The previous four seasons mostly focused on Lucifer’s arc, as he would often equate whatever mystery he’s wrapped up in to be directly related to his crisis of conscious. It’s still his show, but the spotlight has shifted to Lauren German as Detective Chloe Decker. Many of the plot threads of the previous seasons have come to a head, resulting in Chloe being aware of her role in Lucifer’s world. It’s a nice change of pace to give Chloe the driver’s seat, as she has more agency than ever before and is the main source of what little drama there is. It’s not a complete home run, as her added character motivation has led her story into having some eye-rolling clichés. Granted, it has also led to some monumental payoffs audiences have been clamouring for since the beginning of the show. There’s every chance that Part 2 will wrap it all up in a satisfying package.

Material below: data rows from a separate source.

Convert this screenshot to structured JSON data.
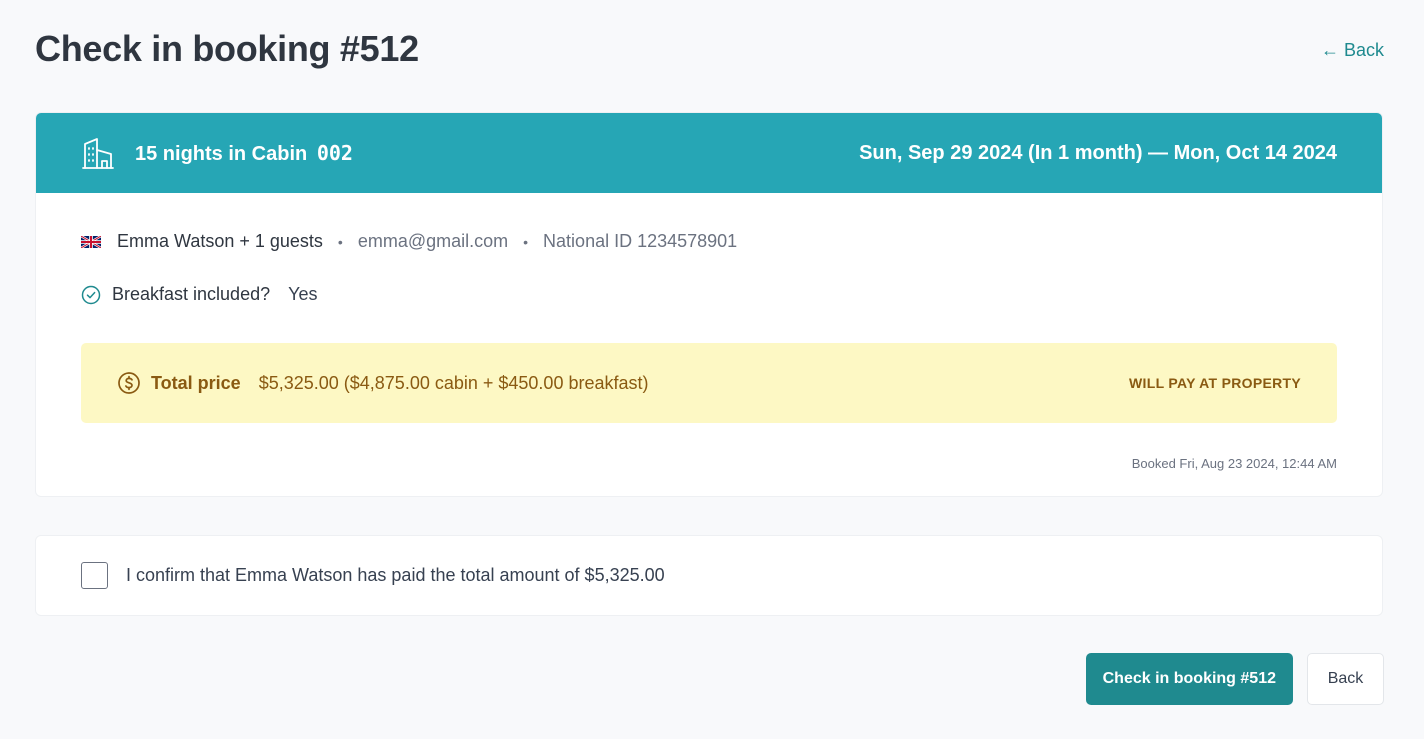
{
  "header": {
    "title": "Check in booking #512",
    "back_link": "← Back"
  },
  "booking": {
    "banner": {
      "icon": "cabin-icon",
      "title": "15 nights in Cabin",
      "cabin_code": "002",
      "dates": "Sun, Sep 29 2024 (In 1 month) — Mon, Oct 14 2024",
      "color": "#26a6b5"
    },
    "guest": {
      "flag_icon": "uk-flag-icon",
      "name": "Emma Watson + 1 guests",
      "email": "emma@gmail.com",
      "national_id": "National ID 1234578901",
      "separator": "•"
    },
    "breakfast": {
      "icon": "check-circle-icon",
      "label": "Breakfast included?",
      "value": "Yes"
    },
    "price": {
      "icon": "dollar-circle-icon",
      "label": "Total price",
      "value": "$5,325.00 ($4,875.00 cabin + $450.00 breakfast)",
      "status": "WILL PAY AT PROPERTY",
      "background": "#fdf8c4",
      "text_color": "#8a5a12"
    },
    "booked_at": "Booked Fri, Aug 23 2024, 12:44 AM"
  },
  "confirm": {
    "checked": false,
    "label": "I confirm that Emma Watson has paid the total amount of $5,325.00"
  },
  "actions": {
    "primary_label": "Check in booking #512",
    "secondary_label": "Back",
    "primary_color": "#1f8a8f"
  }
}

While the show is still providing viewers with comedy, action, fun and heart, it has taken a few steps back in terms of the police procedural aspect. The various cases and criminal mysteries aren’t given the the same level of attention as the celestial adventures. Many of the episodes follow an easily predictable villain of the week structure, which was always the show’s weakest element dating back to Season 1. Season 2 and the brilliant Season 3 managed to use the template to its advantage, crafting episodes which displayed many standout storylines. To be clear, Season 5 Part 1 isn’t without unique episodes, but the best the show has to offer is clearly being held back until Part 2 (Not to mention the pandemic halting production). With that in mind, the best moments from this first half prove that Lucifer’s best adventures are still coming, which is of course a good thing. Besides, this Season’s action sequences rival any of the show’s climatic fights.
In the sea of dark, brooding, and morose TV shows, it’s kind of funny to consider that the one about the devil is light and breezy. No one is accusing Lucifer of being high art, nor is it trying to be. It’s a show that knows it belongs in an older time and takes full advantage of that fact. It leans into the cheese and doesn’t care if it’s not your thing. That kind of passion is hard to ignore and is definitely the reason why Lucifer is so addictive. Sometimes its nice to watch a show that wants you to just kick back, relax, have a laugh and enjoy all the cool things you liked when you were 12.
Best way to watch it: With a beer and lots of junk food.